As the party season gets underway, lots of us are venturing out after dark.

There’s lots of technology available to help you feel safer when you’re out, or at any time you’re on your own – and most of it can be accessed easily on your smartphone.

Use your smartphone to save emergency contacts, share your location and as a personal alarm.

Person using mobile phone in a dimly lit city street.

Emergency contacts

When you open the emergency call function from your smartphone’s locked screen, a dial pad will be brought up. This allows you to dial any number -including 999 - or pick from any emergency contact you have saved –your doctor’s surgery, or maybe a parent, partner, friend or sibling.

Lots of smartphones allow you to add important medical information to your emergency call screen too, which could help someone help you if you ever have a medical emergency.

Click your emergency call button now to see what options you’ve set up and what’s available. Share this feature with your friends and family too – including your children.

Did you know?

You can still make emergency calls if you don’t have signal coverage.  Your phone should be able to connect to an emergency operator using a network that does have signal, if one is available.

Man looking at his smartphone in a dimly lit street.

Get help without saying a word

If you’re in a position where you need to call for help but don’t want to be heard you can call the emergency services silently or via ‘text 999’ to get help.

EmergencySMS was designed to help deaf, hard of hearing or speech impaired people contact the emergency services, but it can be used by anyone. It’s a bit slower than making a phone call, so if you’re able to call, try that first.

If you can’t make voice calls, or don’t have enough signal to make a call to the emergency services, a text to 999 might work – text messages require less signal strength than calls so can be more successful.

To use this service, you’ll need to register first. Find out more here.

If you need to make a call to the emergency services from your smartphone but can’t speak – if you’re unable to talk, or you’re in a dangerous situation and don’t want to be heard - you can either cough to reply to the operator’s questions, or press 55 to be connected to the Silent Solution system. If you press 55 you’ll be put through to the police, who won’t be able to track your location, but will talk to you to try and help. Find out how the Silent Solution system works here.

Send your location

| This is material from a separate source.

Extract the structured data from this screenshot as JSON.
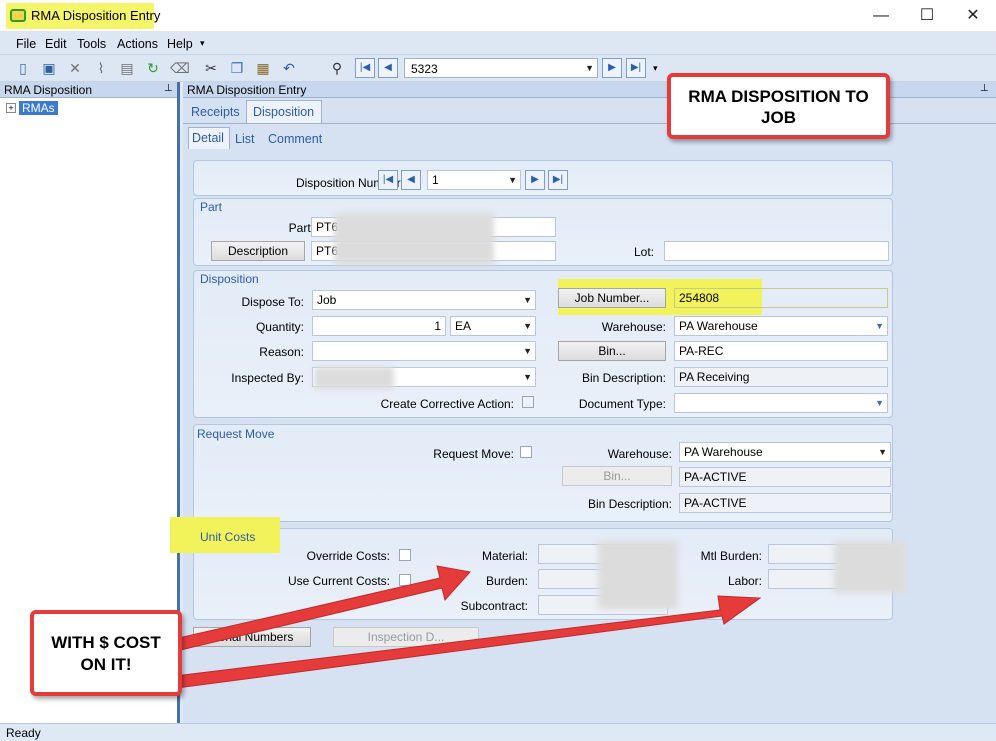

Google Maps and most messaging apps let you share your real-time location via a message, you can set an amount of time to share your location, or choose to click 'stop sharing' when you’ve safely reached your destination. The person or group of people you’re sharing your location with can track your movements on their smartphones or computers and can see when you’ve arrived, or if you’re going off track.

Image of a map showing directions on a smartphone

what3words is an easy way tell someone your exact location. It’s divided the world into 3 metre squares and given each square a unique address made of three words. For example, the entrance to Barclays’ London office can be found at ///state.intent.socket.

Over 85% of emergency services in the UK use what3words to locate 999 callers faster. Police, Fire and Ambulance teams throughout England, Scotland and Wales generally recommend that people download the free what3words app to be prepared. what3words addresses are also increasingly being adopted by emergency services in the US, Canada, Australia and Western Europe.

What3Words Police

Personal safety apps

There are quite a few personal safety apps available to download onto your smartphone to help you feel safe. Some of the available apps include:  bSafewhat3wordsRed Panic Button, and Hollie Guard.

Personal safety apps vary from being a simple alarm, to having a full range of functionality such as audio and video recording, location tracking and contacting your emergency contact. Some are free, and some have subscription fees. To see how a personal safety app could help you, watch this short video from Hollie Guard.

Make sure your phone has enough charge to last the amount of time you’re expected to be out – don’t forget, if you’re going to be sharing your location, or taking pictures when you’re out you’re likely to use a bit more battery power than normal. It’s a good idea to carry a portable charger with you so you can charge your phone on the go if your battery starts to run low.

To find out about even more ways technology can help keep you safe read our ‘Using technology to keep you safe’ module by signing up to Digital Wings, for free, today.